Comparing and Contrasting Two Similar Folktales From Different Cultures

courtesy of Dr. Bob Wortman, Associate Professor of Practice at University of Arizona College of Education

Member of the Arizona Reading Association's Board 

                                                  Enjoy the following excerpts and download the entire document here.

Cinderella Variants
Cinderella tales are told across many countries and cultures. And many contemporary authors have written parodies on this story. It is a simple task to compare and contrast the elements of story found in these tales. Most students are familiar with some version
(usually the Disney movie!) It is well worth instructional time to support students in making text-to-text connections. The study of Cinderella variants can lead to a great deal of discussion, deep reading and writing that is required by Arizona College and Career
Ready Standards at all grade levels. Of course, there are variants of mostfolktales (ie. Sleeping Beauty, Gingerbread Man, Red Riding Hood, etc.)


Story Structures
The Elements of Story in all fiction are : Characters, Plot and Setting. When a studentsees a title and an illustration and scans a text, it is critical that they ascertain if that text s narrative or expository. Reading literary text requires the reader to notice those
elements of characters, plot and setting. Whereas texts that are expository/nonfiction/informational require readers to read for main ideas and important details. Students are asked across all grade levels to examine story structures and utilize them
seamlessly in their writing. They are asked to compare and contrast plots, characters
and settings.

Fairy Tales as a Genre
Fairy tales are accessible tales for most children from any background. They utilize predictable narrative styles and dialogue that student connect with easily. They are worth several weeks of genre study. Fairy tales as a genre should conjure up concepts such as good versus evil, quests, princesses, castles, knights, dragons, witches, etc. All of the literary devices used in the classic high school texts of Hawthorne, Poe, and the like can be examined within fairy tales.

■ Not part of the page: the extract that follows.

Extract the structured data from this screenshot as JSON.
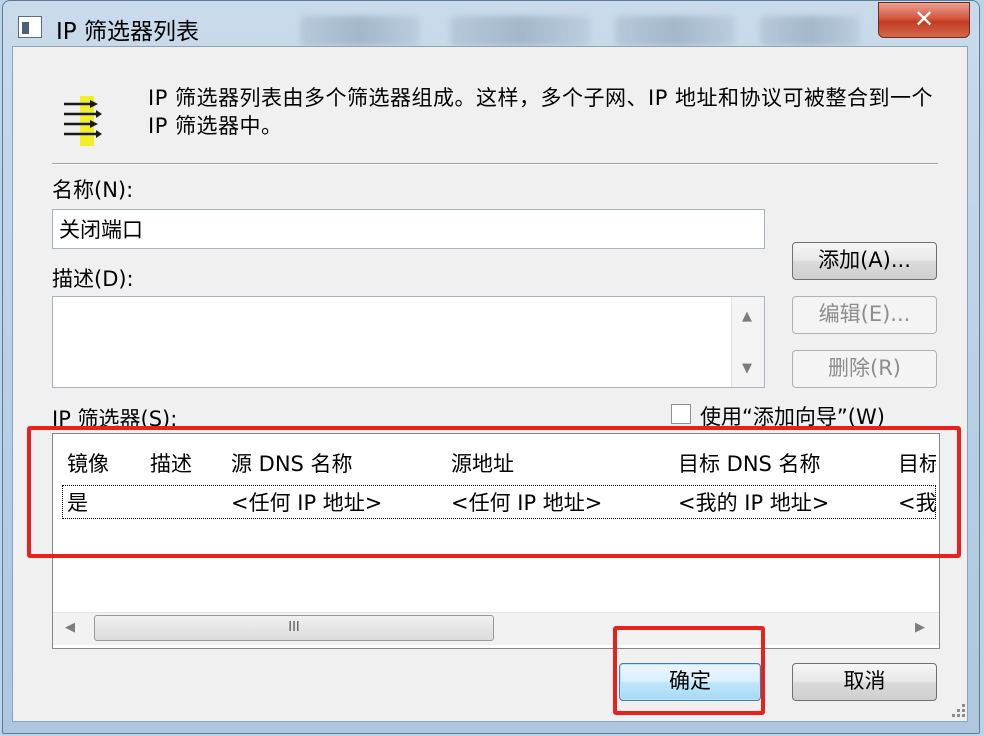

Click here for Dr. Wortman's list of recommended books "Comparing And Contrasting Fairy Tales."













ARIZONA READING ASSOCIATION